It’s easy to forget last year’s first five months with all of today’s drum beating. The team played .500 ball during that time and the outlook was grim. Then the “Miracles of Miracles” the team started playing inspired baseball without MVP Justin Morneau and just three major league starting pitchers. Nick Punto and Matt Tolbert hit like All-Stars and Michael Cuddyer like a Hall of Famer. That’s not going to happen again.
In addition the Twins were 49-33 at home and 38-43 on the road. They will no longer have the Dome confines and Teflon roof to rely on. Say what you will about the Dome, the Twins had a terrific home field advantage. All that changes.
Given the above what makes us still optimistic?
1. The starting pitching staff will be better. It can’t be much worse. They finished 26th in Major League ERA. With the signing of Carl Pavano, Kevin Slowey’s recovery and the renewal of Francisco Liriano, the staff looks to be if not reborn; remade.
The relief corps looked great at least until the news about Joe Nathan’s arm. Make no mistake, that’s going to hurt and perhaps cost the Twins two or three victories this season. The pitching will be better, but how much better is the question.
How then will the Twins win the Division? (And I believe they will)
2. They will do it with their position player lineup. The addition of Hardy, Hudson, Thome and the hopes for a full season from Morneau and Mauer have made the Twins lineup one to be feared. They finished fourth last season in runs scored during league play and should do better this year with their strong lineup and a bench not composed of singles hitters.
There are a lot of questions. How will the starting pitching fare? Will General Manager Bill Smith get a replacement for Nathan? I believe he will, for this is the year of the stadium and many of the Twins have one-year contracts. I think Smith will continue to go for it all this year.
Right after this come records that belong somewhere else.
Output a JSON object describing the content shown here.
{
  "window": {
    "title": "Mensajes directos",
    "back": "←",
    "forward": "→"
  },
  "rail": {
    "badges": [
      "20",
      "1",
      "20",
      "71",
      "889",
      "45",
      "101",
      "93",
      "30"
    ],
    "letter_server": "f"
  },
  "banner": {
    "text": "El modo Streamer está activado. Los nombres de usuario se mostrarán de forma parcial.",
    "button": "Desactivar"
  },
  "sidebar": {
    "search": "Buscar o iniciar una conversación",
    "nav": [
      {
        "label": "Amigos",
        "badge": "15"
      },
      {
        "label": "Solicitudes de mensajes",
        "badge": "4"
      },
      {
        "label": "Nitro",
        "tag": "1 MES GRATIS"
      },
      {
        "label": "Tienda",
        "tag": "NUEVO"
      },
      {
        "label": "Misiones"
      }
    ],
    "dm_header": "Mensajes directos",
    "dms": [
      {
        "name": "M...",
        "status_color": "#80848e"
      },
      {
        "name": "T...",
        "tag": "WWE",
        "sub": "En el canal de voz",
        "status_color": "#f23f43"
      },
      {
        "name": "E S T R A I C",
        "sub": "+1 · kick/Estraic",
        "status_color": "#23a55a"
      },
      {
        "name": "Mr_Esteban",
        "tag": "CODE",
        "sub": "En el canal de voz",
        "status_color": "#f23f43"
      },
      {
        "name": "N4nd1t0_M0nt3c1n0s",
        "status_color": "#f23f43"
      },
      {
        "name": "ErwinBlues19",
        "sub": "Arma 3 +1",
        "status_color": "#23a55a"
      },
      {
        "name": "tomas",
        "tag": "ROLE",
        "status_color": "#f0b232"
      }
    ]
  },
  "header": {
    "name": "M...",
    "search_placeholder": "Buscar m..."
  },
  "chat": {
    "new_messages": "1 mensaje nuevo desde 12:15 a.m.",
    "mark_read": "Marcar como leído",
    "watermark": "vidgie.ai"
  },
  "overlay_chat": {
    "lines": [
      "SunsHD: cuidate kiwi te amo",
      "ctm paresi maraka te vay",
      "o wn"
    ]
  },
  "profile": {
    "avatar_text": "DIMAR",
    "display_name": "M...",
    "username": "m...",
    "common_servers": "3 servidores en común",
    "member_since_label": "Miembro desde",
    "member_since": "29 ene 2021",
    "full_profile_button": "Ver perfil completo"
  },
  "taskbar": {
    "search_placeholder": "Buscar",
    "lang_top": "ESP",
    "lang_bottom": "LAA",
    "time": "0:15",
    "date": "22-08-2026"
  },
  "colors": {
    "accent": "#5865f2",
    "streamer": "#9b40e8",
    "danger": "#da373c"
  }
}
The Twins will be division winners and it remains to be seen how much more.